Work to complete
Return each of the entries below word for word.

--- START ---

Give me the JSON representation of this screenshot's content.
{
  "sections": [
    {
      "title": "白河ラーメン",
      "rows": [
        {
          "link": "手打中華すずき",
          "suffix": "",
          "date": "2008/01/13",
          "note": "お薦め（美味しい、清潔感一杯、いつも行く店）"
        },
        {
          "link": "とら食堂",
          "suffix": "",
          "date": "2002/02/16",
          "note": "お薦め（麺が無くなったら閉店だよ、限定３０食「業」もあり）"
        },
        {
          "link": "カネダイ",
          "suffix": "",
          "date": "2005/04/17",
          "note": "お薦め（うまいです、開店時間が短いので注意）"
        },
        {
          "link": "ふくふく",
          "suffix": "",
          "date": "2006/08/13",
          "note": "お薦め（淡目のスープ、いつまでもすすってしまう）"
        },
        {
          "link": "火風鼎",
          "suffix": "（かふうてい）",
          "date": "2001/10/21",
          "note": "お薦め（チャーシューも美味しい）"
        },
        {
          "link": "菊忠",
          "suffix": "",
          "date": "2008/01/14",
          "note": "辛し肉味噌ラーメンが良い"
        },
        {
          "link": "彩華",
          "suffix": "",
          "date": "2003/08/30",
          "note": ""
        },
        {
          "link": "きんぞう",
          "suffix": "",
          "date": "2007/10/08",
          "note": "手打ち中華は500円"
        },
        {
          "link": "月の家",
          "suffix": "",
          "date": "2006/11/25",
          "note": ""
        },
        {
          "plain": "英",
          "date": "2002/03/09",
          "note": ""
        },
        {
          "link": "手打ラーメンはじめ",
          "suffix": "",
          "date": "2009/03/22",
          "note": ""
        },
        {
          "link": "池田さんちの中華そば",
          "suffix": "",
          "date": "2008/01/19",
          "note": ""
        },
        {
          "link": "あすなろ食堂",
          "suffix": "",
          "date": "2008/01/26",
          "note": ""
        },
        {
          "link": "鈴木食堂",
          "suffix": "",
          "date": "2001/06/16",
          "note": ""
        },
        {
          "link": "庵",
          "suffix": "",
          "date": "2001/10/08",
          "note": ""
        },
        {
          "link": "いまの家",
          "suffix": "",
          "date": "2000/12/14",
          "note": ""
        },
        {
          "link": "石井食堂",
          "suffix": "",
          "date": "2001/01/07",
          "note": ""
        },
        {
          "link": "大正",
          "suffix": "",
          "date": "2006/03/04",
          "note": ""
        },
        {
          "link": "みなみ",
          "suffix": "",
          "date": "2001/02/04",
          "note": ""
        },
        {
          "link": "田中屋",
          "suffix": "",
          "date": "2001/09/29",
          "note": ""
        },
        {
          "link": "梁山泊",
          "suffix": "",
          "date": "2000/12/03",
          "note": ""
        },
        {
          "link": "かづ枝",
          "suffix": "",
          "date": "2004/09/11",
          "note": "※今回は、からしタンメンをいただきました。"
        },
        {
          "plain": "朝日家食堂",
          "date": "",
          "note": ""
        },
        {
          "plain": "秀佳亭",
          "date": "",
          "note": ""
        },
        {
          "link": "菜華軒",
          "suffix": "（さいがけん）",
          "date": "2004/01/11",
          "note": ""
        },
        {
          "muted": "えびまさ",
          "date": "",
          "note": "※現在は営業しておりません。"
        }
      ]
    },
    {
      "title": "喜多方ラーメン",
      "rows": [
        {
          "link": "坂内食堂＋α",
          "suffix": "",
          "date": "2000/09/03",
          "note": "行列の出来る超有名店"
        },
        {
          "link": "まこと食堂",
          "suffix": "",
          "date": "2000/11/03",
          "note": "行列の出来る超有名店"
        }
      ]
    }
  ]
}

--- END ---

Your response
Give me the JSON representation of this screenshot's content.
{
  "sections": [
    {
      "title": "白河ラーメン",
      "rows": [
        {
          "link": "手打中華すずき",
          "suffix": "",
          "date": "2008/01/13",
          "note": "お薦め（美味しい、清潔感一杯、いつも行く店）"
        },
        {
          "link": "とら食堂",
          "suffix": "",
          "date": "2002/02/16",
          "note": "お薦め（麺が無くなったら閉店だよ、限定３０食「業」もあり）"
        },
        {
          "link": "カネダイ",
          "suffix": "",
          "date": "2005/04/17",
          "note": "お薦め（うまいです、開店時間が短いので注意）"
        },
        {
          "link": "ふくふく",
          "suffix": "",
          "date": "2006/08/13",
          "note": "お薦め（淡目のスープ、いつまでもすすってしまう）"
        },
        {
          "link": "火風鼎",
          "suffix": "（かふうてい）",
          "date": "2001/10/21",
          "note": "お薦め（チャーシューも美味しい）"
        },
        {
          "link": "菊忠",
          "suffix": "",
          "date": "2008/01/14",
          "note": "辛し肉味噌ラーメンが良い"
        },
        {
          "link": "彩華",
          "suffix": "",
          "date": "2003/08/30",
          "note": ""
        },
        {
          "link": "きんぞう",
          "suffix": "",
          "date": "2007/10/08",
          "note": "手打ち中華は500円"
        },
        {
          "link": "月の家",
          "suffix": "",
          "date": "2006/11/25",
          "note": ""
        },
        {
          "plain": "英",
          "date": "2002/03/09",
          "note": ""
        },
        {
          "link": "手打ラーメンはじめ",
          "suffix": "",
          "date": "2009/03/22",
          "note": ""
        },
        {
          "link": "池田さんちの中華そば",
          "suffix": "",
          "date": "2008/01/19",
          "note": ""
        },
        {
          "link": "あすなろ食堂",
          "suffix": "",
          "date": "2008/01/26",
          "note": ""
        },
        {
          "link": "鈴木食堂",
          "suffix": "",
          "date": "2001/06/16",
          "note": ""
        },
        {
          "link": "庵",
          "suffix": "",
          "date": "2001/10/08",
          "note": ""
        },
        {
          "link": "いまの家",
          "suffix": "",
          "date": "2000/12/14",
          "note": ""
        },
        {
          "link": "石井食堂",
          "suffix": "",
          "date": "2001/01/07",
          "note": ""
        },
        {
          "link": "大正",
          "suffix": "",
          "date": "2006/03/04",
          "note": ""
        },
        {
          "link": "みなみ",
          "suffix": "",
          "date": "2001/02/04",
          "note": ""
        },
        {
          "link": "田中屋",
          "suffix": "",
          "date": "2001/09/29",
          "note": ""
        },
        {
          "link": "梁山泊",
          "suffix": "",
          "date": "2000/12/03",
          "note": ""
        },
        {
          "link": "かづ枝",
          "suffix": "",
          "date": "2004/09/11",
          "note": "※今回は、からしタンメンをいただきました。"
        },
        {
          "plain": "朝日家食堂",
          "date": "",
          "note": ""
        },
        {
          "plain": "秀佳亭",
          "date": "",
          "note": ""
        },
        {
          "link": "菜華軒",
          "suffix": "（さいがけん）",
          "date": "2004/01/11",
          "note": ""
        },
        {
          "muted": "えびまさ",
          "date": "",
          "note": "※現在は営業しておりません。"
        }
      ]
    },
    {
      "title": "喜多方ラーメン",
      "rows": [
        {
          "link": "坂内食堂＋α",
          "suffix": "",
          "date": "2000/09/03",
          "note": "行列の出来る超有名店"
        },
        {
          "link": "まこと食堂",
          "suffix": "",
          "date": "2000/11/03",
          "note": "行列の出来る超有名店"
        }
      ]
    }
  ]
}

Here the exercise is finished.